"Good," Lisbon says, turning. "Let me know if something hits."
She starts to walk away.
The pure surprise of it all apparently short-circuits his brain. "Boss," he calls, and when she stops to look at him, he realizes that he doesn't have a more elegant follow-up than, "Aren't you going to lecture me about falling for my prostitute informant?"
Van Pelt says that he's usually too abrupt, but even for him that seems a little uncomfortable. He shakes his head. "Never mind," he says.
She smiles at him, like she knows what he's thinking, and walks back over to where he's standing in the middle of the hall. "Kimball," she says gently—and it's a rare thing, when she uses his first name. Only if she wants to make sure he hears whatever she's not saying. She touches him on the shoulder. "I'm not concerned."
And what Lisbon's not saying is this: I trust you, Cho.
And for that, he is surprised. For that, honored.
For that, he smiles just for her.
He meets her at the diner again the next morning, wearing jeans, a dark hoodie, and his sneaky, undercover hat. She continues to mock the hat mercilessly. Also, breakfast.
"I didn't really think you could screw up scrambled eggs," Summer mutters. "Even I can make scrambled eggs. Why do cops always have the worst taste in food?"
"We'll meet somewhere else next time," Cho says. He'd picked the diner mostly because it was close to work, and he hadn't eaten yet. His omelette isn't exactly amazing, either, but it's protein, anyway. It gets the job done. "Maybe we can go back to the movies next time. You liked the popcorn."
She doesn't drop her fork because only fictional characters are that obvious. But she is surprised. "Didn't think you liked the theater."
"Liked the company," he admits, before frowning. "But I am picking the movie next time."
She smirks at that, but he thinks there's something else there, something uncertain. "Let me guess: something old and tragic, right?"
Maybe. He's already looked at the online listings, and they're showing Of Mice and Men this weekend. He wants to compare it to the novel. He expects that it won't even remotely compare.
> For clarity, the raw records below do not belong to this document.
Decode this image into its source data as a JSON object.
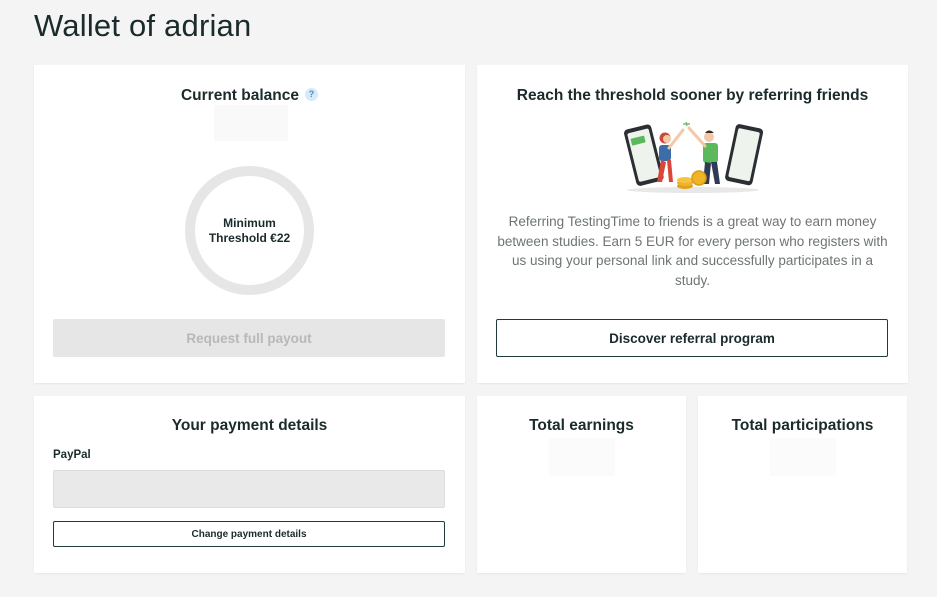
{
  "page": {
    "title": "Wallet of adrian"
  },
  "balance": {
    "title": "Current balance",
    "help_glyph": "?",
    "ring_label": "Minimum Threshold €22",
    "payout_button": "Request full payout"
  },
  "referral": {
    "title": "Reach the threshold sooner by referring friends",
    "description": "Referring TestingTime to friends is a great way to earn money between studies. Earn 5 EUR for every person who registers with us using your personal link and successfully participates in a study.",
    "button": "Discover referral program"
  },
  "payment": {
    "title": "Your payment details",
    "method_label": "PayPal",
    "input_value": "",
    "change_button": "Change payment details"
  },
  "earnings": {
    "title": "Total earnings"
  },
  "participations": {
    "title": "Total participations"
  },
  "colors": {
    "background": "#f4f4f4",
    "card": "#ffffff",
    "text": "#1b2b2b",
    "muted_text": "#6e7474",
    "disabled_button": "#e6e6e6",
    "help_icon": "#3d8fd6",
    "accent_green": "#5cb85c",
    "coin": "#f0b428"
  },
  "icons": {
    "help": "question-icon",
    "illustration": "high-five-phones-illustration"
  }
}
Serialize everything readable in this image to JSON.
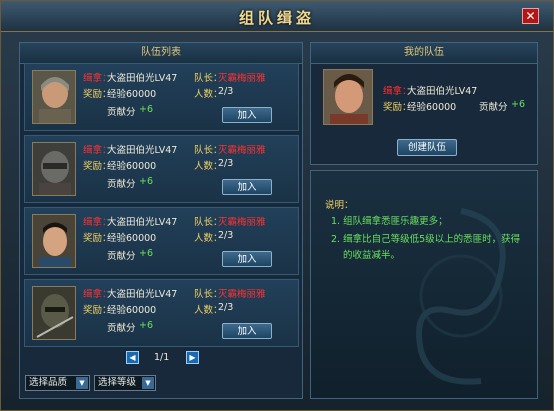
{
  "window": {
    "title": "组队缉盗",
    "close_label": "✕"
  },
  "team_list": {
    "header": "队伍列表",
    "rows": [
      {
        "wanted_label": "缉拿：",
        "wanted": "大盗田伯光LV47",
        "leader_label": "队长：",
        "leader": "灭霸梅丽雅",
        "reward_label": "奖励：",
        "reward": "经验60000",
        "members_label": "人数：",
        "members": "2/3",
        "contrib_label": "贡献分",
        "contrib": "+6",
        "join": "加入"
      },
      {
        "wanted_label": "缉拿：",
        "wanted": "大盗田伯光LV47",
        "leader_label": "队长：",
        "leader": "灭霸梅丽雅",
        "reward_label": "奖励：",
        "reward": "经验60000",
        "members_label": "人数：",
        "members": "2/3",
        "contrib_label": "贡献分",
        "contrib": "+6",
        "join": "加入"
      },
      {
        "wanted_label": "缉拿：",
        "wanted": "大盗田伯光LV47",
        "leader_label": "队长：",
        "leader": "灭霸梅丽雅",
        "reward_label": "奖励：",
        "reward": "经验60000",
        "members_label": "人数：",
        "members": "2/3",
        "contrib_label": "贡献分",
        "contrib": "+6",
        "join": "加入"
      },
      {
        "wanted_label": "缉拿：",
        "wanted": "大盗田伯光LV47",
        "leader_label": "队长：",
        "leader": "灭霸梅丽雅",
        "reward_label": "奖励：",
        "reward": "经验60000",
        "members_label": "人数：",
        "members": "2/3",
        "contrib_label": "贡献分",
        "contrib": "+6",
        "join": "加入"
      }
    ],
    "pagination": "1/1",
    "prev_icon": "◀",
    "next_icon": "▶",
    "quality_select": "选择品质",
    "level_select": "选择等级",
    "dropdown_icon": "▼"
  },
  "my_team": {
    "header": "我的队伍",
    "wanted_label": "缉拿：",
    "wanted": "大盗田伯光LV47",
    "reward_label": "奖励：",
    "reward": "经验60000",
    "contrib_label": "贡献分",
    "contrib": "+6",
    "create_button": "创建队伍"
  },
  "notes": {
    "title": "说明：",
    "line1": "1. 组队缉拿悉匪乐趣更多；",
    "line2a": "2. 缉拿比自己等级低5级以上的悉匪时，获得",
    "line2b": "的收益减半。"
  },
  "colors": {
    "accent": "#f2d060",
    "warning": "#ff3030",
    "bonus": "#6ae060"
  }
}
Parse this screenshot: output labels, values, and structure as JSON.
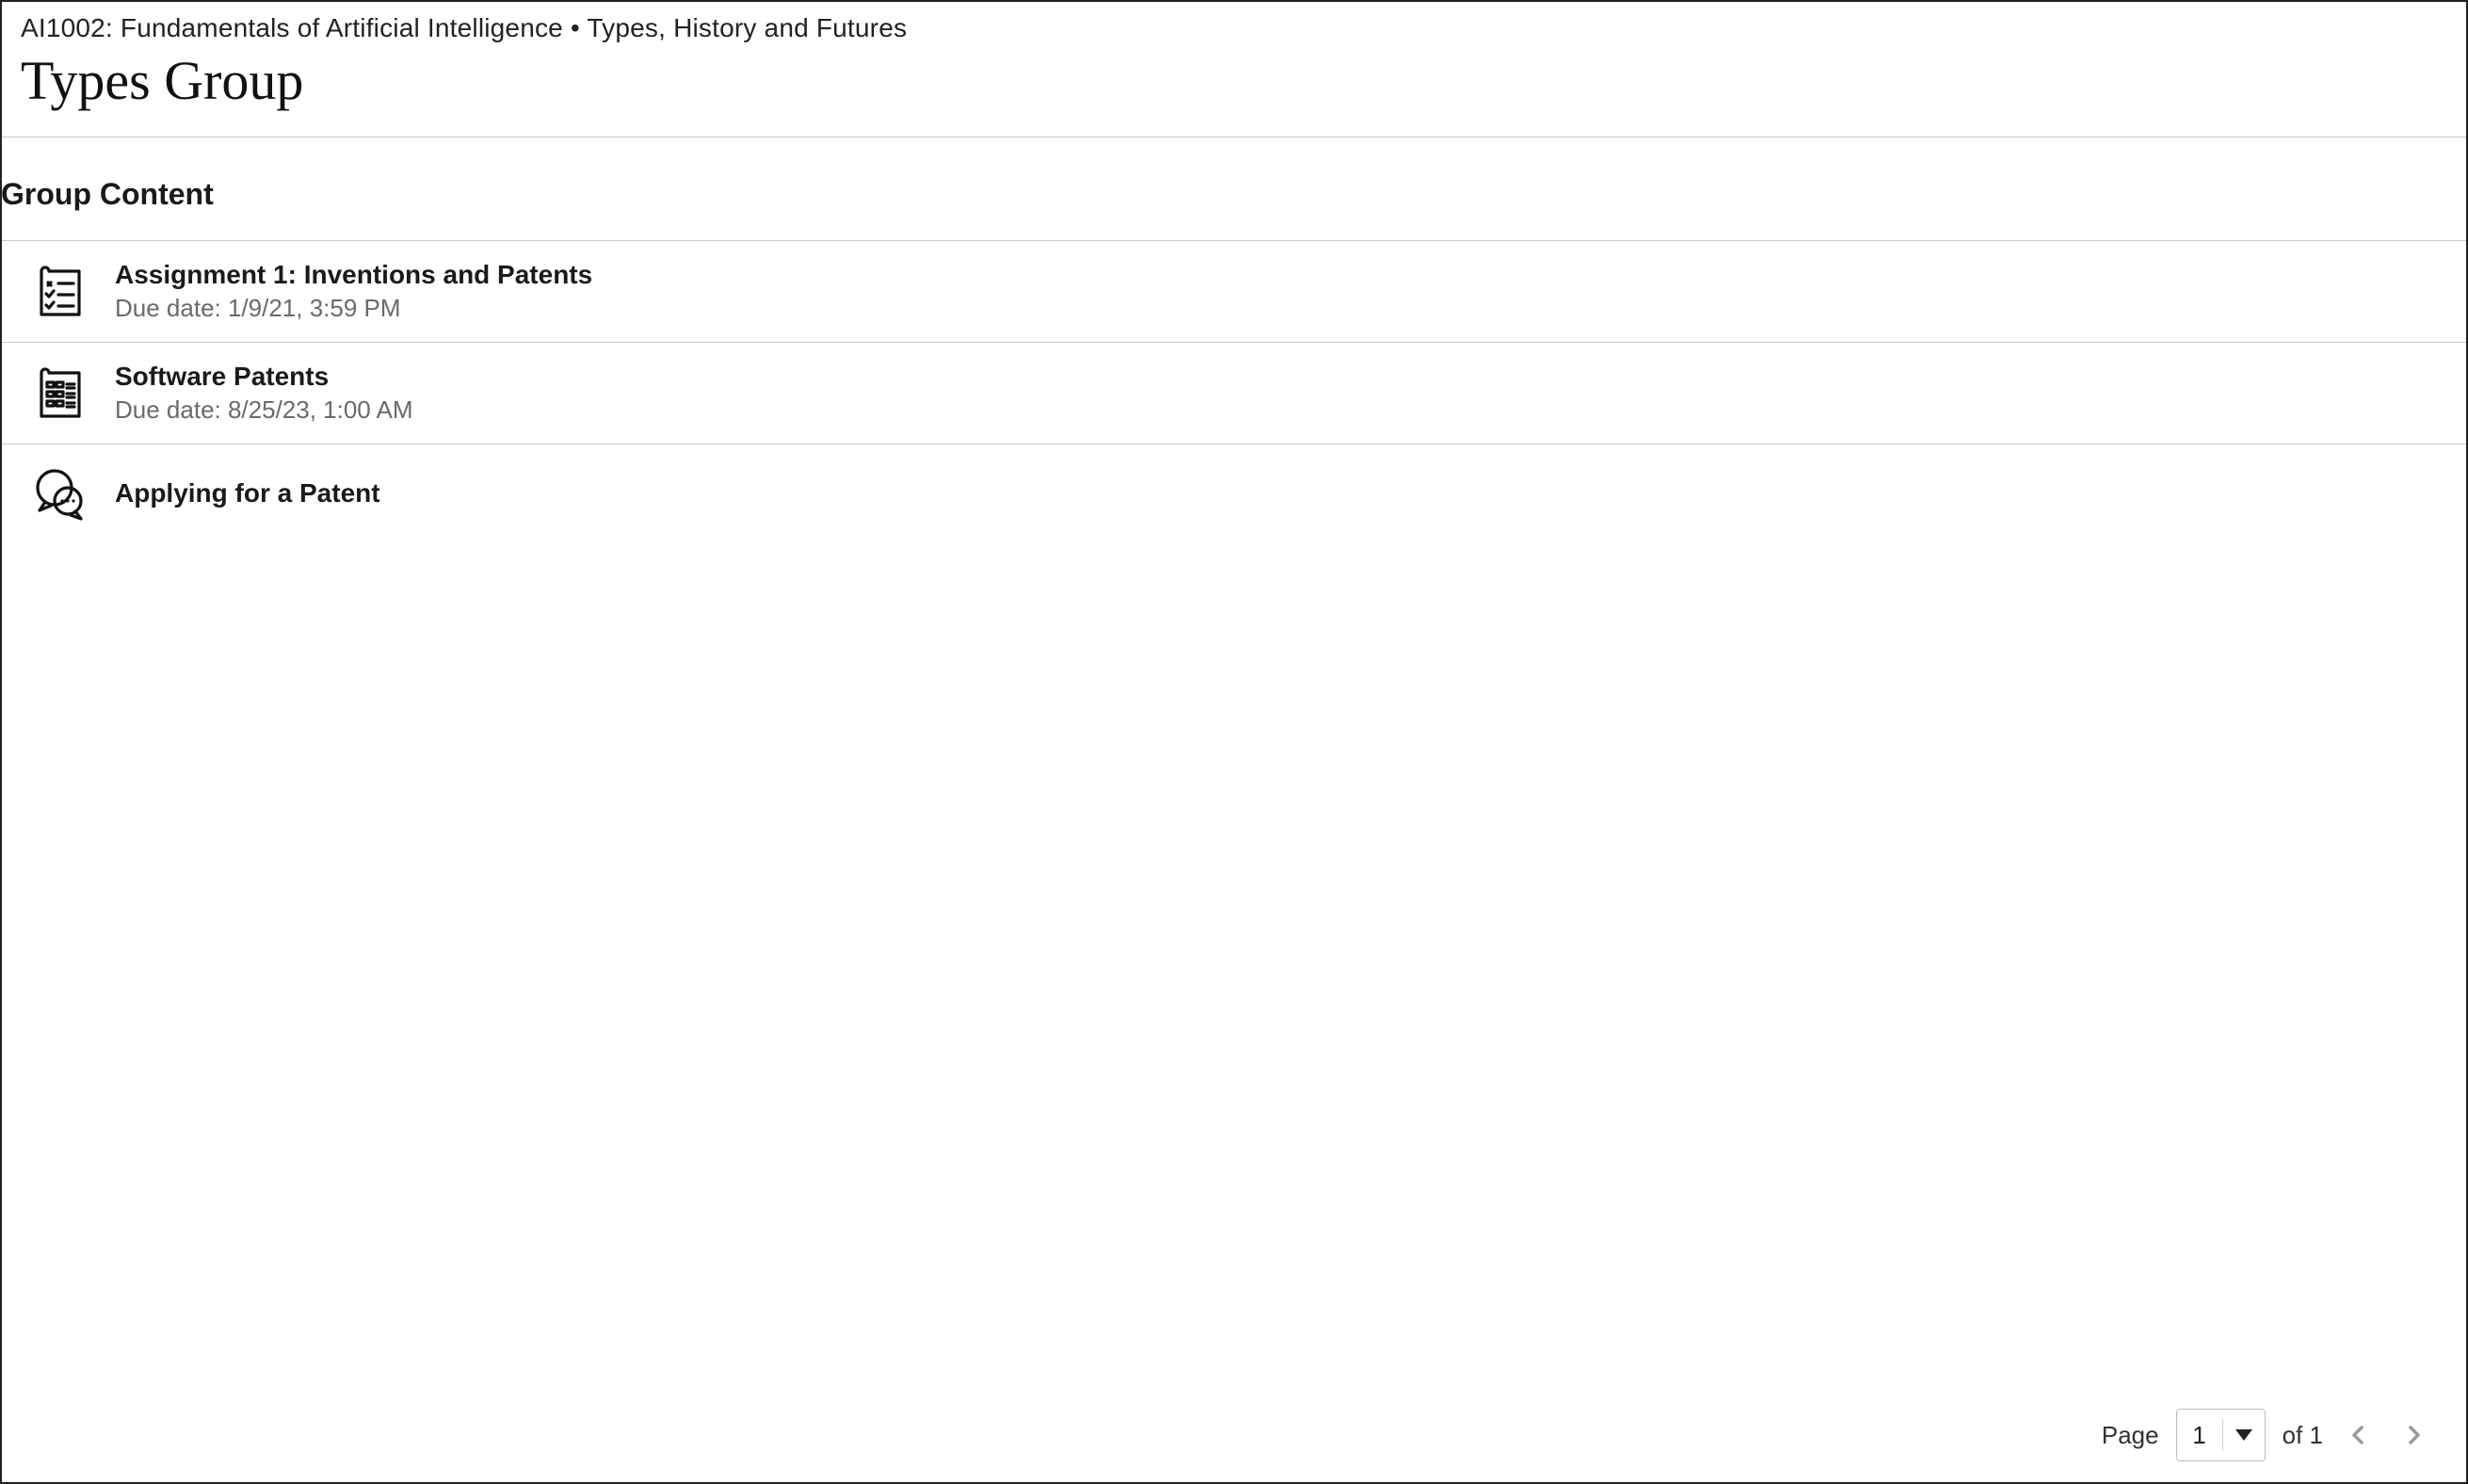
{
  "breadcrumb": "AI1002: Fundamentals of Artificial Intelligence • Types, History and Futures",
  "page_title": "Types Group",
  "section_title": "Group Content",
  "items": [
    {
      "icon": "assignment",
      "title": "Assignment 1: Inventions and Patents",
      "subtitle": "Due date: 1/9/21, 3:59 PM"
    },
    {
      "icon": "test",
      "title": "Software Patents",
      "subtitle": "Due date: 8/25/23, 1:00 AM"
    },
    {
      "icon": "discussion",
      "title": "Applying for a Patent",
      "subtitle": ""
    }
  ],
  "pager": {
    "label": "Page",
    "current": "1",
    "of_label": "of",
    "total": "1"
  }
}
"Maybe," he tells her. "But. I was thinking earlier."
He hesitates, which is unlike him. She's clearly amused by this, leaning both elbows on the table and making a careless 'go on' gesture with her left hand.
"Well, an ending's just where you stop telling a story," Cho says. "So maybe Pretty Woman doesn't end happily after all. Maybe she's secretly using him for his money all along."
"Or maybe he'll dump her for the next pretty girl who comes his way," Summer says dryly. "A girl he doesn't have to lie about to all his friends." She does drop her fork then, pushing away her half-eaten food. "Thanks, Cho. That's cheery."
"Wasn't finished," he tells her.
"Then what's your point?"
"That maybe . . . maybe it doesn't matter how the story ends. Maybe what matters is . . . now. Just now."
She stares at him for a moment, squints, even. "Who are you?" she asks finally. "And what have you done with my Kimball Cho?"
He won't reward that with a laugh.
She says, "I see you smiling. That little corner of your lip, I see it!"
"It's hard not to smile around you," he says. It's just the kind of thing he was scared of saying, control he didn't want to give up, weakness he didn't want to admit to, but she just shrugs and says that everyone feels that way. She says he makes her smile too.
Then, because she clearly just has to, she adds, "Especially in that stupid hat."
Cho puts his sneaky undercover hat on top of Summer's head. It's too big on her, but she looks better in it, anyway.
"Tell me about Kyle Wagner," he says, and she tilts her chin up, grinning, so that she can see him from under the brim.